I was 17 years old the first time I chose to really enter into the story Jesus lived during Holy Week.
That was the year I was given the opportunity to perform in a production entitled Love According to John: a longstanding Edmonton production which told the story of Jesus’ life, from the perspective of the beloved Apostle.
Often, as I imagine the big moments we celebrate this week – from Palm Sunday through the events of the Triduum – I am reminded of what it was like to be in those crowds and, in a way to witness what it might have been like to live it firsthand.
Given the limited actors available for this production, I found myself in the crowd cheering Jesus’ arrival on Palm Sunday, and later I was also in the mob calling for his death on Good Friday.

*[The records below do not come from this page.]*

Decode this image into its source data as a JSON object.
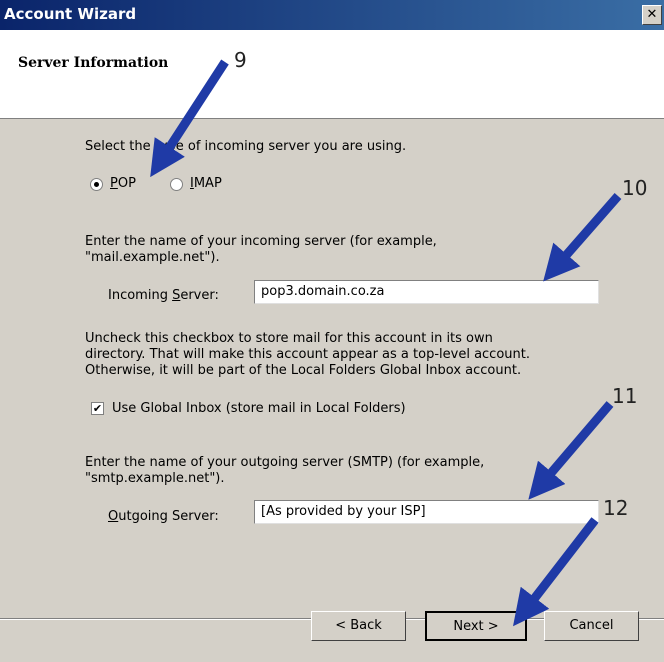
{
  "window": {
    "title": "Account Wizard",
    "close_glyph": "✕"
  },
  "header": {
    "title": "Server Information"
  },
  "server_type": {
    "prompt": "Select the type of incoming server you are using.",
    "options": [
      {
        "label": "POP",
        "selected": true
      },
      {
        "label": "IMAP",
        "selected": false
      }
    ]
  },
  "incoming": {
    "prompt_line1": "Enter the name of your incoming server (for example,",
    "prompt_line2": "\"mail.example.net\").",
    "label": "Incoming Server:",
    "value": "pop3.domain.co.za"
  },
  "global_inbox": {
    "text_line1": "Uncheck this checkbox to store mail for this account in its own",
    "text_line2": "directory. That will make this account appear as a top-level account.",
    "text_line3": "Otherwise, it will be part of the Local Folders Global Inbox account.",
    "checkbox_label": "Use Global Inbox (store mail in Local Folders)",
    "checked": true
  },
  "outgoing": {
    "prompt_line1": "Enter the name of your outgoing server (SMTP) (for example,",
    "prompt_line2": "\"smtp.example.net\").",
    "label": "Outgoing Server:",
    "value": "[As provided by your ISP]"
  },
  "buttons": {
    "back": "< Back",
    "next": "Next >",
    "cancel": "Cancel"
  },
  "annotations": {
    "n9": "9",
    "n10": "10",
    "n11": "11",
    "n12": "12",
    "arrow_color": "#1f3aa6"
  }
}
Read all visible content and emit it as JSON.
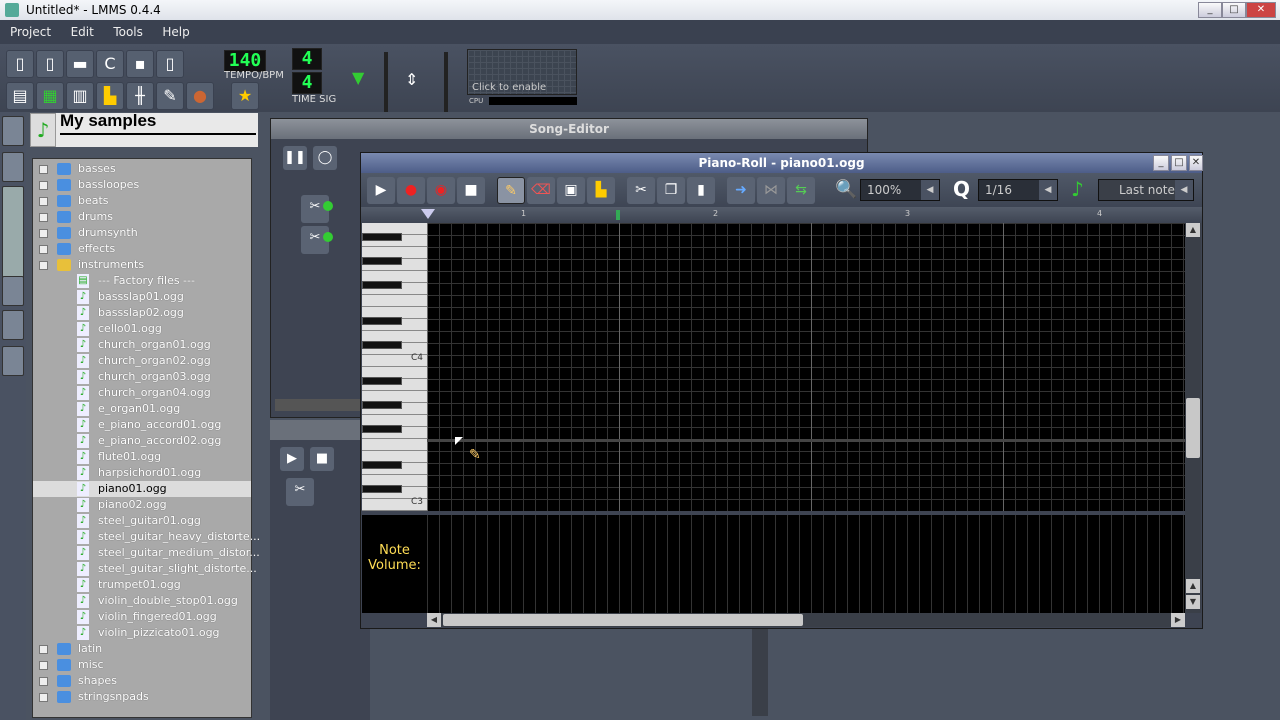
{
  "window": {
    "title": "Untitled* - LMMS 0.4.4"
  },
  "menu": [
    "Project",
    "Edit",
    "Tools",
    "Help"
  ],
  "toolbar": {
    "tempo": "140",
    "tempo_label": "TEMPO/BPM",
    "timesig_num": "4",
    "timesig_den": "4",
    "timesig_label": "TIME SIG",
    "graph_hint": "Click to enable",
    "cpu_label": "CPU"
  },
  "browser": {
    "title": "My samples",
    "items": [
      {
        "label": "basses",
        "type": "folder"
      },
      {
        "label": "bassloopes",
        "type": "folder"
      },
      {
        "label": "beats",
        "type": "folder"
      },
      {
        "label": "drums",
        "type": "folder"
      },
      {
        "label": "drumsynth",
        "type": "folder"
      },
      {
        "label": "effects",
        "type": "folder"
      },
      {
        "label": "instruments",
        "type": "folder-open"
      },
      {
        "label": "--- Factory files ---",
        "type": "sub"
      },
      {
        "label": "bassslap01.ogg",
        "type": "file"
      },
      {
        "label": "bassslap02.ogg",
        "type": "file"
      },
      {
        "label": "cello01.ogg",
        "type": "file"
      },
      {
        "label": "church_organ01.ogg",
        "type": "file"
      },
      {
        "label": "church_organ02.ogg",
        "type": "file"
      },
      {
        "label": "church_organ03.ogg",
        "type": "file"
      },
      {
        "label": "church_organ04.ogg",
        "type": "file"
      },
      {
        "label": "e_organ01.ogg",
        "type": "file"
      },
      {
        "label": "e_piano_accord01.ogg",
        "type": "file"
      },
      {
        "label": "e_piano_accord02.ogg",
        "type": "file"
      },
      {
        "label": "flute01.ogg",
        "type": "file"
      },
      {
        "label": "harpsichord01.ogg",
        "type": "file"
      },
      {
        "label": "piano01.ogg",
        "type": "file",
        "selected": true
      },
      {
        "label": "piano02.ogg",
        "type": "file"
      },
      {
        "label": "steel_guitar01.ogg",
        "type": "file"
      },
      {
        "label": "steel_guitar_heavy_distorte...",
        "type": "file"
      },
      {
        "label": "steel_guitar_medium_distor...",
        "type": "file"
      },
      {
        "label": "steel_guitar_slight_distorte...",
        "type": "file"
      },
      {
        "label": "trumpet01.ogg",
        "type": "file"
      },
      {
        "label": "violin_double_stop01.ogg",
        "type": "file"
      },
      {
        "label": "violin_fingered01.ogg",
        "type": "file"
      },
      {
        "label": "violin_pizzicato01.ogg",
        "type": "file"
      },
      {
        "label": "latin",
        "type": "folder"
      },
      {
        "label": "misc",
        "type": "folder"
      },
      {
        "label": "shapes",
        "type": "folder"
      },
      {
        "label": "stringsnpads",
        "type": "folder"
      }
    ]
  },
  "song_editor": {
    "title": "Song-Editor"
  },
  "piano_roll": {
    "title": "Piano-Roll - piano01.ogg",
    "zoom": "100%",
    "quantize_label": "Q",
    "quantize": "1/16",
    "note_length": "Last note",
    "ruler": [
      "1",
      "2",
      "3",
      "4"
    ],
    "key_labels": [
      "C4",
      "C3"
    ],
    "note_volume_label": "Note Volume:"
  }
}
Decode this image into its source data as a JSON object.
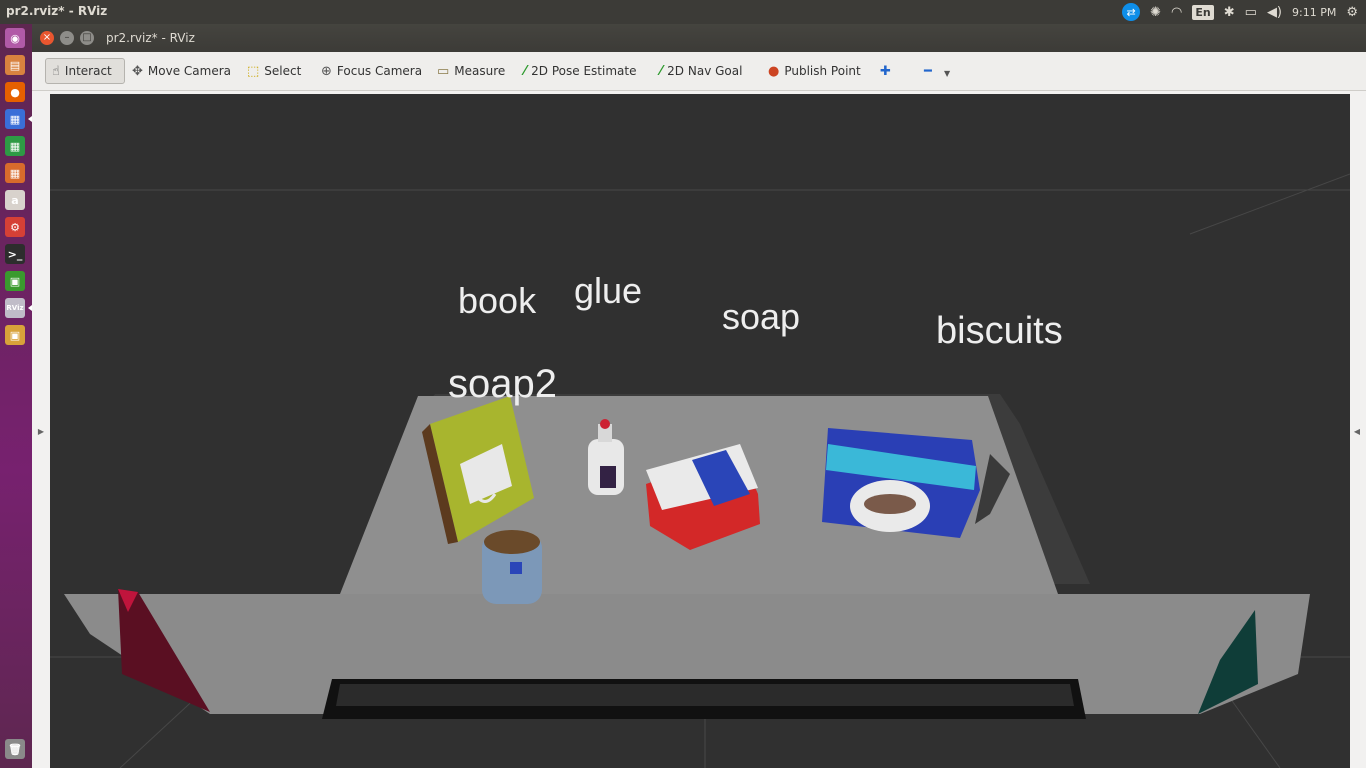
{
  "top_panel": {
    "title": "pr2.rviz* - RViz",
    "keyboard_layout": "En",
    "clock": "9:11 PM",
    "tray_icons": [
      "teamviewer-icon",
      "sync-icon",
      "wifi-icon",
      "keyboard-icon",
      "bluetooth-icon",
      "battery-icon",
      "volume-icon",
      "clock",
      "settings-gear-icon"
    ]
  },
  "launcher": {
    "items": [
      {
        "name": "dash-icon",
        "glyph": "◉",
        "color": "#b15aa7"
      },
      {
        "name": "files-icon",
        "glyph": "▤",
        "color": "#d9823f"
      },
      {
        "name": "firefox-icon",
        "glyph": "●",
        "color": "#e66000"
      },
      {
        "name": "writer-icon",
        "glyph": "▦",
        "color": "#3a6ed8"
      },
      {
        "name": "calc-icon",
        "glyph": "▦",
        "color": "#2e9a45"
      },
      {
        "name": "impress-icon",
        "glyph": "▦",
        "color": "#d86b2c"
      },
      {
        "name": "amazon-icon",
        "glyph": "a",
        "color": "#d8d2cc"
      },
      {
        "name": "system-settings-icon",
        "glyph": "⚙",
        "color": "#d54036"
      },
      {
        "name": "terminal-icon",
        "glyph": ">_",
        "color": "#2d2d2d"
      },
      {
        "name": "monitor-icon",
        "glyph": "▣",
        "color": "#3a9a2e"
      },
      {
        "name": "rviz-icon",
        "glyph": "RViz",
        "color": "#c0bcc8"
      },
      {
        "name": "gazebo-icon",
        "glyph": "▣",
        "color": "#d8a23a"
      },
      {
        "name": "trash-icon",
        "glyph": "🗑",
        "color": "#8a8a8a"
      }
    ]
  },
  "window": {
    "title": "pr2.rviz* - RViz",
    "close_glyph": "×",
    "minimize_glyph": "–",
    "maximize_glyph": "□"
  },
  "toolbar": {
    "tools": [
      {
        "name": "interact-tool",
        "label": "Interact",
        "icon": "hand-icon",
        "glyph": "☝"
      },
      {
        "name": "move-camera-tool",
        "label": "Move Camera",
        "icon": "move-camera-icon",
        "glyph": "✥"
      },
      {
        "name": "select-tool",
        "label": "Select",
        "icon": "select-box-icon",
        "glyph": "⬚"
      },
      {
        "name": "focus-camera-tool",
        "label": "Focus Camera",
        "icon": "focus-icon",
        "glyph": "⊕"
      },
      {
        "name": "measure-tool",
        "label": "Measure",
        "icon": "ruler-icon",
        "glyph": "▭"
      },
      {
        "name": "pose-estimate-tool",
        "label": "2D Pose Estimate",
        "icon": "green-arrow-icon",
        "glyph": "⁄"
      },
      {
        "name": "nav-goal-tool",
        "label": "2D Nav Goal",
        "icon": "green-arrow-icon",
        "glyph": "⁄"
      },
      {
        "name": "publish-point-tool",
        "label": "Publish Point",
        "icon": "map-pin-icon",
        "glyph": "●"
      }
    ],
    "add_glyph": "✚",
    "remove_glyph": "━",
    "dropdown_glyph": "▼"
  },
  "side_handles": {
    "left_glyph": "▶",
    "right_glyph": "◀"
  },
  "scene": {
    "labels": [
      "book",
      "glue",
      "soap",
      "biscuits",
      "soap2"
    ],
    "background_color": "#303030",
    "table_color": "#8c8c8c",
    "object_colors": {
      "book": "#a8b52e",
      "glue": "#e8e8e8",
      "soap": "#d32828",
      "soap_band": "#2a45b8",
      "biscuits": "#2a3fb5",
      "biscuits_stripe": "#3ab8d8",
      "soap2": "#7c98b8",
      "left_bin": "#5a0f22",
      "right_bin": "#0f3d38"
    }
  }
}
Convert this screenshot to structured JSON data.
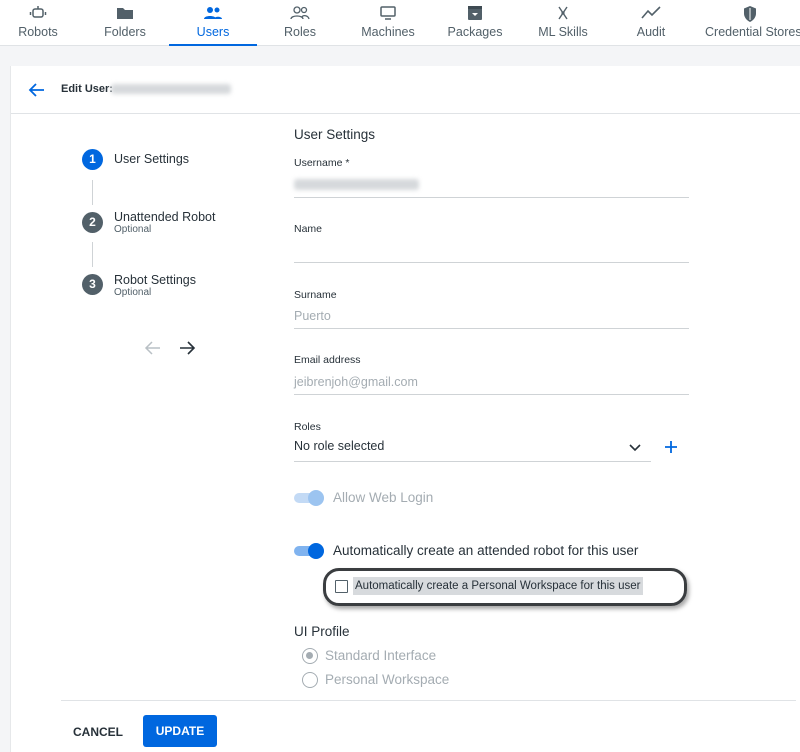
{
  "nav": {
    "tabs": [
      {
        "label": "Robots",
        "icon": "robot-icon"
      },
      {
        "label": "Folders",
        "icon": "folder-icon"
      },
      {
        "label": "Users",
        "icon": "users-icon",
        "active": true
      },
      {
        "label": "Roles",
        "icon": "roles-icon"
      },
      {
        "label": "Machines",
        "icon": "machine-icon"
      },
      {
        "label": "Packages",
        "icon": "package-icon"
      },
      {
        "label": "ML Skills",
        "icon": "ml-skills-icon"
      },
      {
        "label": "Audit",
        "icon": "audit-icon"
      },
      {
        "label": "Credential Stores",
        "icon": "credential-shield-icon"
      }
    ]
  },
  "header": {
    "edit_label": "Edit User:"
  },
  "stepper": {
    "steps": [
      {
        "number": "1",
        "title": "User Settings",
        "subtitle": "",
        "active": true
      },
      {
        "number": "2",
        "title": "Unattended Robot",
        "subtitle": "Optional"
      },
      {
        "number": "3",
        "title": "Robot Settings",
        "subtitle": "Optional"
      }
    ]
  },
  "form": {
    "section_title": "User Settings",
    "username": {
      "label": "Username *"
    },
    "name": {
      "label": "Name",
      "value": ""
    },
    "surname": {
      "label": "Surname",
      "value": "Puerto"
    },
    "email": {
      "label": "Email address",
      "value": "jeibrenjoh@gmail.com"
    },
    "roles": {
      "label": "Roles",
      "value": "No role selected"
    },
    "allow_web_login": {
      "label": "Allow Web Login",
      "on": true,
      "disabled": true
    },
    "auto_robot": {
      "label": "Automatically create an attended robot for this user",
      "on": true
    },
    "personal_workspace": {
      "label": "Automatically create a Personal Workspace for this user",
      "checked": false
    },
    "ui_profile": {
      "label": "UI Profile",
      "options": [
        {
          "label": "Standard Interface",
          "selected": true
        },
        {
          "label": "Personal Workspace",
          "selected": false
        }
      ]
    }
  },
  "footer": {
    "cancel_label": "CANCEL",
    "update_label": "UPDATE"
  },
  "colors": {
    "accent": "#0067df",
    "toggle_disabled": "#9cc4f0",
    "step_inactive": "#526069"
  }
}
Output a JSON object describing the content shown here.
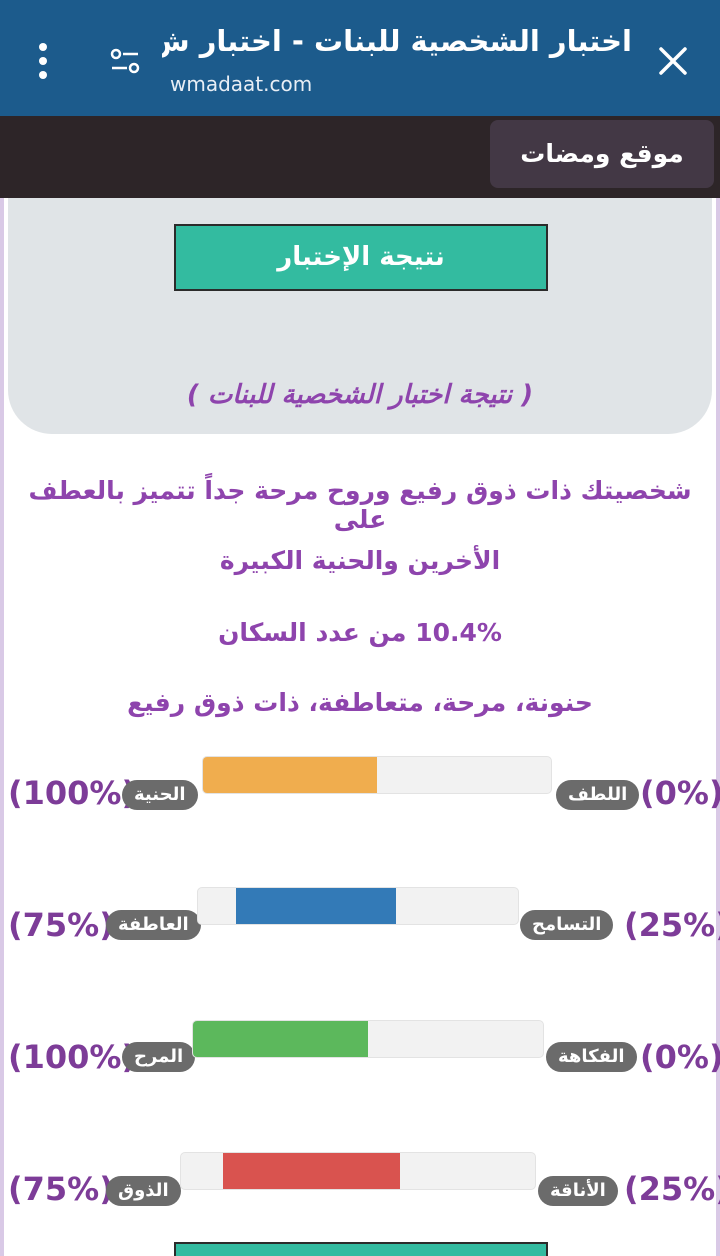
{
  "browser": {
    "title": "اختبار الشخصية للبنات - اختبار ش...",
    "url": "wmadaat.com"
  },
  "site": {
    "name_button": "موقع ومضات"
  },
  "quiz": {
    "result_button": "نتيجة الإختبار",
    "result_heading": "( نتيجة اختبار الشخصية للبنات )",
    "description_line1": "شخصيتك ذات ذوق رفيع وروح مرحة جداً تتميز بالعطف على",
    "description_line2": "الأخرين والحنية الكبيرة",
    "population_share": "10.4% من عدد السكان",
    "traits_summary": "حنونة، مرحة، متعاطفة، ذات ذوق رفيع"
  },
  "scales": [
    {
      "left_pct": "(100%)",
      "left_label": "الحنية",
      "right_label": "اللطف",
      "right_pct": "(0%)",
      "fill_color": "#f0ad4e",
      "fill_start": 0.0,
      "fill_end": 0.5
    },
    {
      "left_pct": "(75%)",
      "left_label": "العاطفة",
      "right_label": "التسامح",
      "right_pct": "(25%)",
      "fill_color": "#337ab7",
      "fill_start": 0.12,
      "fill_end": 0.62
    },
    {
      "left_pct": "(100%)",
      "left_label": "المرح",
      "right_label": "الفكاهة",
      "right_pct": "(0%)",
      "fill_color": "#5cb85c",
      "fill_start": 0.0,
      "fill_end": 0.5
    },
    {
      "left_pct": "(75%)",
      "left_label": "الذوق",
      "right_label": "الأناقة",
      "right_pct": "(25%)",
      "fill_color": "#d9534f",
      "fill_start": 0.12,
      "fill_end": 0.62
    }
  ],
  "colors": {
    "browser_bar": "#1c5b8c",
    "accent_purple": "#8e44ad",
    "button_teal": "#33bba0"
  }
}
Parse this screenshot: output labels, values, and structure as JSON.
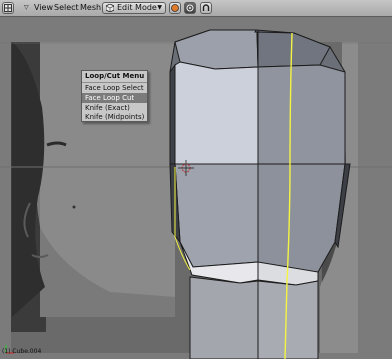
{
  "header": {
    "menus": [
      "View",
      "Select",
      "Mesh"
    ],
    "mode": "Edit Mode"
  },
  "popup_menu": {
    "title": "Loop/Cut Menu",
    "items": [
      "Face Loop Select",
      "Face Loop Cut",
      "Knife (Exact)",
      "Knife (Midpoints)"
    ],
    "highlighted_index": 1
  },
  "status": {
    "object_label": "(1) Cube.004"
  },
  "colors": {
    "accent_edge": "#f4f442",
    "menu_highlight": "#7b7b7b"
  }
}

It’s quite likely that many citizens of Jerusalem in the first century had also found themselves in both crowds, leaving us to wonder how it is that those who shouted “Hosanna!” at the sight of Jesus were a few days later screaming “Crucify Him!”
That’s not the only striking change of heart we encounter this week. On the day known as “Spy Wednesday,” we hear how Judas Iscariot conspired with the chief priests to betray Jesus. Whatever was going on inside of Judas – the Gospels suggest that it may have been Satan’s influence (Luke 22:3-6) – I think it’s unlikely that his act of betrayal was the sudden and dramatic shift we see from the crowds.
I have to be honest with you: Judas’ story bothers me. It bothers me because he was called – audibly – by name to follow Jesus and to be one of the 12 Apostles. He saw Jesus’ most incredible miracles, and he heard the most memorable sermons.
Jesus sent His companions out two by two to proclaim the Good News, and likely performed miracles themselves in His name. For three years Judas lived alongside Jesus, soaking in everything He said and did.
If I was given the chance to see, to hear, and to live alongside Jesus for such a significant period of my life, I’d like to hope it would be a life-defining experience, the sort that would leave me unshakeably dedicated to the mission Jesus left for me. But that’s not how Judas’ story plays out.
While I believe that Judas’ desire to follow Jesus as an apostle was sincere, something wasn’t right. Maybe he was a bad apple from the start, or perhaps it’s just that Jesus didn’t meet up to Judas’ expectations for the Messiah.
Not only was he not the military leader many expected – here to overthrow the Roman occupation – Jesus’ ministry risked upsetting both the secular authorities in Rome as well as the religious leaders of the day.
Judas may very well have begun to weigh the honour of being in Jesus’ inner circle against what he saw a growing danger not only to his life, but to the future of Israel. His doubts led him to question Jesus (John 12:5). His questioning began to chip away at his resolve to follow Jesus, leading to his eventual betrayal. I’d be willing to bet that, however it is that he got there, Judas felt absolutely justified in turning Jesus in.
People often contrast Judas and Peter since in their own way, both turn on Jesus. While there’s a good argument to be made for this, what Peter did following his betrayal stands in stark contrast to Judas’ final actions. After the rooster famously crowed, we read that St. Peter went and wept bitterly (Luke 22:62).
Eventually, he made his way back to the apostles, likely a broken man. His threefold declaration of his love for Jesus (John 21:15-19) that allows the Lord the room to build Peter back up again into the Apostle Jesus had always known Peter could be. This was only possible because Peter came back.
Judas never did. Somewhere in the hours following his betrayal, Judas decided that his sin was beyond the power of God to forgive and wound up taking his own life in what must have been a moment of utter despair.
Each year, as I pray and celebrate our way through the momentous events of Holy Week, I spend some time putting myself into Judas’ shoes, and I find it’s not that much of a stretch. It would seem that there is a little bit of Judas in all of us.
Any one of us can be guilty of imposing on Jesus our own expectations of what we think he should be. There are moments in which we might find ourselves challenged by His teachings (or those of His Church), and we’re tempted to reject Christ in some way as a result. And much like the Jerusalem crowd, we find ourselves singing “Hosanna” while at Mass on Sunday, but in many other moments turning our hearts away from him.
As we approach the great Easter Triduum this weekend, may we come to see it and find not only a little bit of Judas in us, but a much bigger bit of Peter. May we be willing to recognize our betrayals and denials, to go back, and to give our own declaration of love for Jesus… allowing us to continue to become the disciples Jesus has always known we could be.
– Mike Landry is the chaplain for Evergreen Catholic Schools. He is based in Spruce Grove, Alberta.